PROBLEM STATEMENT >> The entries must be repeated verbatim, and their images left out.

App and web page records:
/---
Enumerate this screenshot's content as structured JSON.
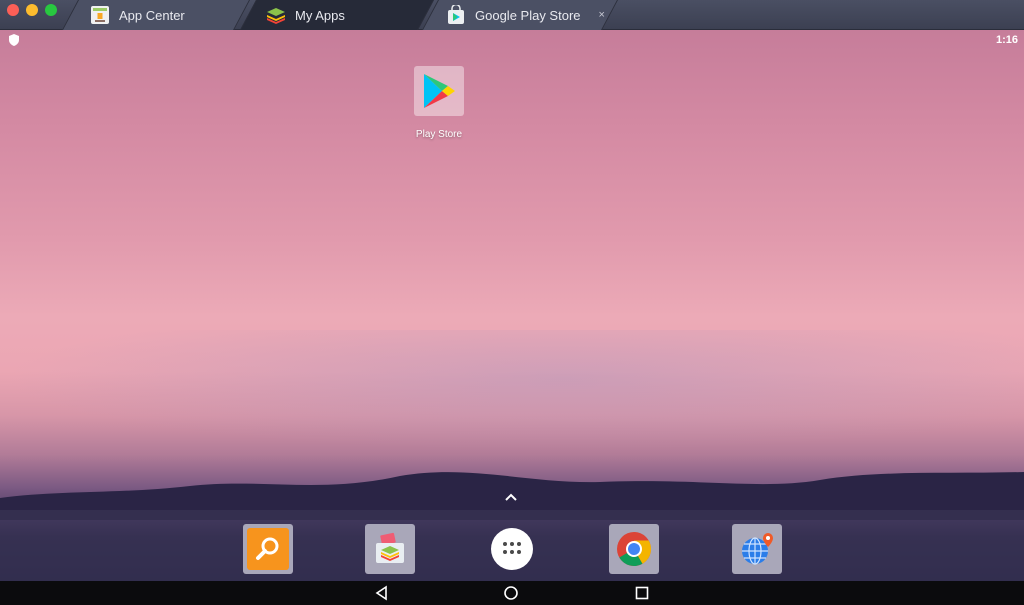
{
  "window": {
    "tabs": [
      {
        "label": "App Center",
        "icon": "app-center-icon",
        "active": false
      },
      {
        "label": "My Apps",
        "icon": "bluestacks-layers-icon",
        "active": true
      },
      {
        "label": "Google Play Store",
        "icon": "play-store-bag-icon",
        "active": false,
        "closable": true
      }
    ],
    "close_glyph": "×"
  },
  "status_bar": {
    "time": "1:16",
    "left_icon": "shield-icon"
  },
  "home_screen": {
    "apps": [
      {
        "label": "Play Store",
        "icon": "play-store-icon"
      }
    ]
  },
  "dock": {
    "items": [
      {
        "icon": "search-icon",
        "color": "#f7941d"
      },
      {
        "icon": "app-store-bag-icon",
        "color": "#a9a7b9"
      },
      {
        "icon": "app-drawer-icon",
        "color": "#ffffff"
      },
      {
        "icon": "chrome-icon",
        "color": "#a9a7b9"
      },
      {
        "icon": "globe-location-icon",
        "color": "#a9a7b9"
      }
    ]
  },
  "nav_bar": {
    "buttons": [
      "back-icon",
      "home-icon",
      "recents-icon"
    ]
  }
}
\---
EXERCISE RESULT >>
Enumerate this screenshot's content as structured JSON.
{
  "window": {
    "tabs": [
      {
        "label": "App Center",
        "icon": "app-center-icon",
        "active": false
      },
      {
        "label": "My Apps",
        "icon": "bluestacks-layers-icon",
        "active": true
      },
      {
        "label": "Google Play Store",
        "icon": "play-store-bag-icon",
        "active": false,
        "closable": true
      }
    ],
    "close_glyph": "×"
  },
  "status_bar": {
    "time": "1:16",
    "left_icon": "shield-icon"
  },
  "home_screen": {
    "apps": [
      {
        "label": "Play Store",
        "icon": "play-store-icon"
      }
    ]
  },
  "dock": {
    "items": [
      {
        "icon": "search-icon",
        "color": "#f7941d"
      },
      {
        "icon": "app-store-bag-icon",
        "color": "#a9a7b9"
      },
      {
        "icon": "app-drawer-icon",
        "color": "#ffffff"
      },
      {
        "icon": "chrome-icon",
        "color": "#a9a7b9"
      },
      {
        "icon": "globe-location-icon",
        "color": "#a9a7b9"
      }
    ]
  },
  "nav_bar": {
    "buttons": [
      "back-icon",
      "home-icon",
      "recents-icon"
    ]
  }
}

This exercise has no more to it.